Jun 5 – 10, 2016
Padova, Italy
Europe/Rome timezone

Enabling real time reconstruction for high resolution SPECT systems

Jun 7, 2016, 3:00 PM
1h 30m
Centro Congressi (Padova)

Centro Congressi

Padova

Poster presentation Real Time System Architectures and Intelligent Signal Processing Poster session 1

Speaker

Mélanie Bernard

Description

Single Photon Emission Tomography (SPECT) is mainly limited by the trade-off between spatial resolution and sensitivity. In this context, CdZnTe detectors enable higher spatial resolution compared to previously used scintillators, using sub-pixel positioning and DOI. Consequently, the size of the numerical detector representation increases and SPECT imaging tends to face some of PET imaging issues. Detection data for SPECT is currently computed by bins. This approach implies browsing all detection bins allowed by the system, and storing a huge matrix to link every detecting parameter combination to each voxel in the object. Due to the improvement of spatial resolution, the increasing of the detecting space size made this method no longer practicable. The aim of the present study is to propose new approaches to deal with this massive amount of information faster than by binning detection events, using algorithms based on the Maximum Likelihood Expectation Maximization (MLEM), which is the most common algorithm in SPECT imaging. The first improvement consists in computing the matrix linking detection events to the object to be imaged on the flight, instead of storing them in a huge matrix for every couple of detector bin / image bin. Moreover, this matrix is sparse; consequently most of couples do not need to be computed. Therefore, it saves memory and time. Another improvement is achieved by storing input data in list-mode instead of bin-mode. First, it makes the calculation faster, because there is less events in a SPECT acquisition than possibilities of detecting parameters combination. Then, partial updates can be made from groups of acquired events, without waiting the end of the acquisition. In this way, events go into a pipeline, and it is not necessary to store them, since MLEM works on previous updates and there is no iteration on all the events of the acquisition at the same time. Since events can be processed independently, algorithm is parallelizable and computing can be made in real time.
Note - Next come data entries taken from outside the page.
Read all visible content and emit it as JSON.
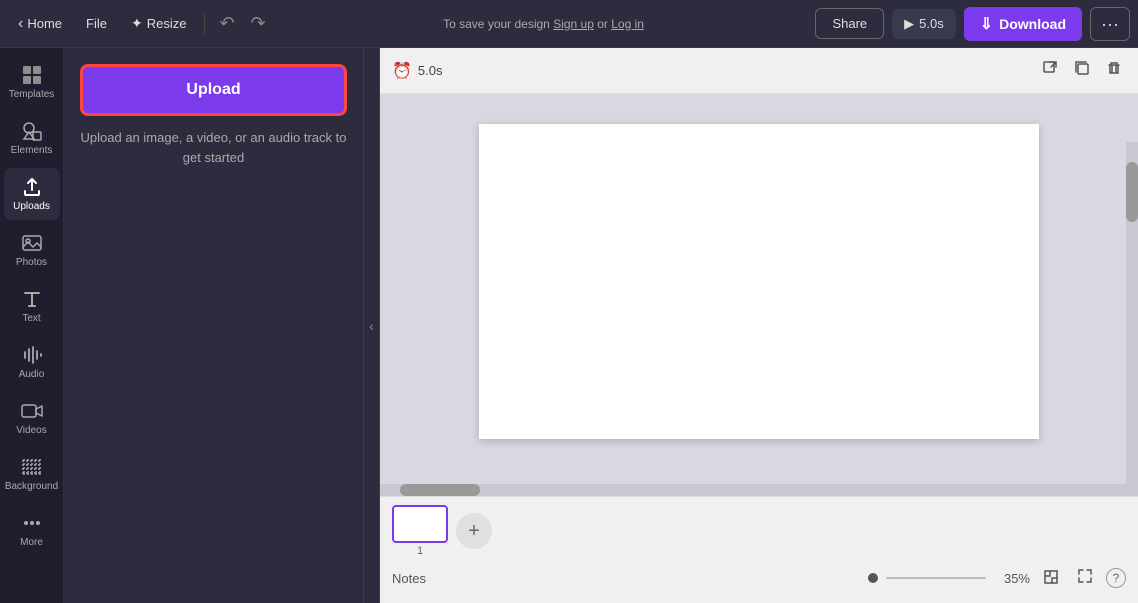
{
  "header": {
    "home_label": "Home",
    "file_label": "File",
    "resize_label": "Resize",
    "save_text": "To save your design ",
    "signup_text": "Sign up",
    "or_text": " or ",
    "login_text": "Log in",
    "share_label": "Share",
    "preview_duration": "5.0s",
    "download_label": "Download",
    "more_icon": "•••"
  },
  "sidebar": {
    "items": [
      {
        "id": "templates",
        "label": "Templates",
        "icon": "grid"
      },
      {
        "id": "elements",
        "label": "Elements",
        "icon": "elements"
      },
      {
        "id": "uploads",
        "label": "Uploads",
        "icon": "upload"
      },
      {
        "id": "photos",
        "label": "Photos",
        "icon": "photo"
      },
      {
        "id": "text",
        "label": "Text",
        "icon": "text"
      },
      {
        "id": "audio",
        "label": "Audio",
        "icon": "audio"
      },
      {
        "id": "videos",
        "label": "Videos",
        "icon": "video"
      },
      {
        "id": "background",
        "label": "Background",
        "icon": "background"
      },
      {
        "id": "more",
        "label": "More",
        "icon": "more"
      }
    ]
  },
  "left_panel": {
    "upload_label": "Upload",
    "hint": "Upload an image, a video, or an audio track to get started"
  },
  "canvas": {
    "duration": "5.0s",
    "page_number": "1",
    "notes_label": "Notes",
    "zoom_percent": "35%",
    "collapse_icon": "‹"
  }
}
Real time processing enables to dynamically adapt acquisition parameters, to make the system more suitable for the particular characteristics of the examination and the patient, and thus improve the result with the same amount of detected photons.

Primary authors

Presentation materials